The temperature of the enclosure should be about 80 degrees, with a basking spot with a temperature between 88 and 96 degrees. Temperature is typically regulated with a heating pad. Ball pythons eat a rodent, typically a rat, either live or frozen and thawed each week.
Read More: Why Pets Make Bad Gifts
Bearded Dragons Top The List of Favorite Pet Reptiles
Bearded dragons are great starting reptiles. The Australian natives like the humidity level the same as it likely is in your house so you only need to worry about the lights in their terrariums. Bearded dragons need a heat light and UV (or ultraviolet) light. The reptiles need UV light so they can make Vitamin D. When beardies are young, you need to make sure their diet includes lots of protein like crickets and super-worms, along with daily fresh vegetables. As they get older, bearded dragons do not need quite as much protein.

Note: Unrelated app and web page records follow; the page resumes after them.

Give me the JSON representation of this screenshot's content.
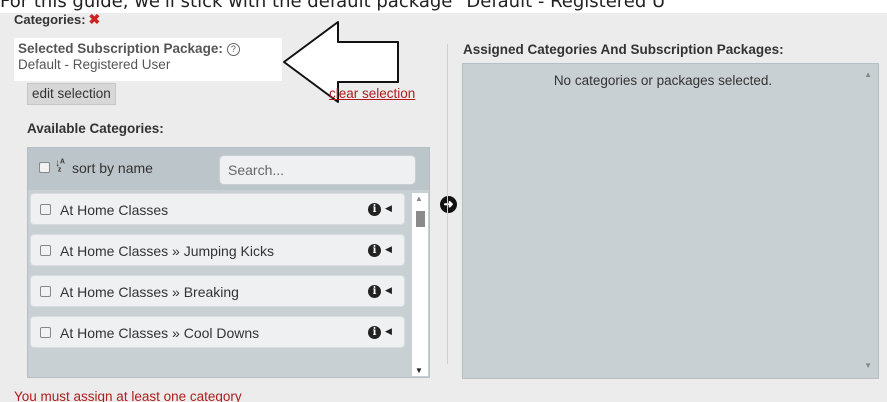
{
  "guide_text": "For this guide, we'll stick with the default package \"Default - Registered U",
  "categories_header": {
    "label": "Categories:",
    "error_mark": "✖"
  },
  "subscription": {
    "title": "Selected Subscription Package:",
    "help_icon": "?",
    "value": "Default - Registered User"
  },
  "edit_selection_label": "edit selection",
  "clear_selection_label": "clear selection",
  "available": {
    "label": "Available Categories:",
    "sort_label": "sort by name",
    "sort_icon": "sort-alpha-icon",
    "search_placeholder": "Search...",
    "items": [
      {
        "label": "At Home Classes"
      },
      {
        "label": "At Home Classes » Jumping Kicks"
      },
      {
        "label": "At Home Classes » Breaking"
      },
      {
        "label": "At Home Classes » Cool Downs"
      }
    ]
  },
  "assigned": {
    "label": "Assigned Categories And Subscription Packages:",
    "empty_message": "No categories or packages selected."
  },
  "error_message": "You must assign at least one category",
  "colors": {
    "panel": "#c9d0d3",
    "error": "#b01c1c",
    "error_mark": "#cc2222"
  }
}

Some bearded dragon owners like to get “cricket keepers” to house crickets so it is convenient for feeding. Expert note: Lots of crickets together in a tiny cage create quite a stink, as well as noise. If you live in town close to a pet shop and work out of the house, it’s just as easy to swing by to purchase the needed crickets when you are out and about. Of course, the choice is yours. Just remember, you might end up with pet crickets, along with a pet bearded dragon.
Owners of Pet Reptiles Bond, Share Tips
Once you choose to become a reptile owner it’s in your blood. Somehow when a cold-blooded reptile sits in a terrarium in your living room, he becomes a part of the family. You find yourself chatting with the pet reptile as you walk by from room to room. You chat with him when you feed him and clean the tank. You pet him and hold him just like a furry pet.
Once you become a pet reptile owner, you quickly learn who has the best feeder rats in town. You discover what day large crickets are delivered to your favorite local pet store. You learn to keep an extra heat lamp bulb on hand so when yours burns out you don’t have to run immediately to the store to buy one.
You find yourself telling the produce worker that you need fresh collard greens or better-looking sweet potatoes for your lizard. You no longer become squeamish if the bag of crickets or super-worms is next to the groceries you picked up at the store. You find yourself inviting your children’s friends over for playdates when it is snake feeding day.
Just like dog owners, reptile people bond in the pet stores sharing photos of their pet reptiles as they purchase crickets, super-worms, or rats. Many reptile owners have more than one reptile. Be sure to do an Internet search for reptile breeder shows near me. The shows are like visiting a reptile zoo but you can purchase your favorite reptile, the tank, and food all in one spot. Reptile shows are a great place to get unique patterns on a ball python. It is a great way to see reptiles of all kinds, not just ball pythons and bearded dragons, but also many other kinds of snakes and lizards, as well as turtles and a variety of amphibians.
No matter what reptile you choose to take home be sure to research the animal before you buy to ensure that you can take care of it when fully grown.